A standout of Staudinger’s was a largely white canvas with four deep red vertical strokes named “Catalunya,” a statement piece that incorporates elements of the Catalan flag and history.

Olmstead’s interpretation of the agreed-upon color palette was much more flowy and softer than Staudinger’s, but still with glimpses of boldness and texture as well. And where Staudinger’s pieces looked like staring into the distance, Olmstead’s felt close and personal, almost like a zoomed-in look at a flower. Each of Olmstead’s pieces had names that started with “Don’t Stop” and ended in multiple variations like “Don’t Stop 16” and “Don’t Stop Making Mistakes” – little reminders for herself, Olmstead says, to never stop looking for the goodness in life and growing as a person.

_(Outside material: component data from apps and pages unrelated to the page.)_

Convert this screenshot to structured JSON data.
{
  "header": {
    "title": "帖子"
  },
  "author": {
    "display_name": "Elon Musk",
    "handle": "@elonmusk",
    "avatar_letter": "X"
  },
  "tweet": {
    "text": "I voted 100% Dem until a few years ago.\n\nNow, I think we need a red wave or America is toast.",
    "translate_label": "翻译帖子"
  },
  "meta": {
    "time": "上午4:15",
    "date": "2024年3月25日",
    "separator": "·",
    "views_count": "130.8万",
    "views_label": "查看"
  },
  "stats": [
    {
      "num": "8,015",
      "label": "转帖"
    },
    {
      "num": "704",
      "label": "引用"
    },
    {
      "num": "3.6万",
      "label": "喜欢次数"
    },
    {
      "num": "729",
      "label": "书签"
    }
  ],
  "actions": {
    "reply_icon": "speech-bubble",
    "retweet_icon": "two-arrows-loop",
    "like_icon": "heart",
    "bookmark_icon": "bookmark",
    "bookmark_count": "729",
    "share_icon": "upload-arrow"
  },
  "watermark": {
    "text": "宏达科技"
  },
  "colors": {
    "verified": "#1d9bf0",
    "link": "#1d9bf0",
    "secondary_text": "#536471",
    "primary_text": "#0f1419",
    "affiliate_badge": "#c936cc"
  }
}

One of Olmstead’s standout pieces (perhaps not surprisingly next to Staudinger’s “Catalunya”) was “Don’t Stop Seeing the Light,” a canvas of light blues and greys as the backgrounds with layers of reds, browns and coppers built on top, slightly less big than the layer before to create a focal point of sorts. The final touch was dashes of gold flake paint that acted like cracks of light breaking through the grey.

“I ended up gravitating more towards some colors and Marta gravitated a little more towards other,” Olmstead says. “I think you can see that they’re all in the same palette but her works maybe have a little more of one color and mine tend to have a little bit more of another.”

While the two artists had different takes on and inspirations for their individual works, Staudinger says they shared an overall design for the exhibition, although an unusual one; instead of a curator seeking them out to feature a series of their works, they “created these pieces together to be site specific,” Staudinger says.

But that was where their collaborating in-person roughly ended – each piece they created was made in their separate work spaces in different towns. The two wouldn’t see each other’s finished works until they would meet at the gallery to set up the exhibition.

And so we all found ourselves in a small gallery in the middle of rural Virginia with two artists who’s styles are wildly different, and yet complimentary. After listening to people’s conversations around the room, and seeing for myself, I’d say we all agree that whatever creative spark Staudinger and Olmstead share, we want more collaboration between them in the future.

“I love that we’ve been able to share experiences and vulnerabilities and techniques and formulas…without really bleeding into each other’s styles,” Olmstead says. “The pieces look so different and we both have very distinct styles [but] our pieces are of the same soul and of the same flavor because, as Marta said, we are people of the same flavor.”

Check out Staudinger and Olmstead’s “Coalesce” exhibition at The Byrne Gallery in Middleburg, Virginia. The exhibition run’s until November 4.

The Byrne Gallery: 7 W Washington St. Middleburg, VA; 540-687-6986; www.byrnegallery.com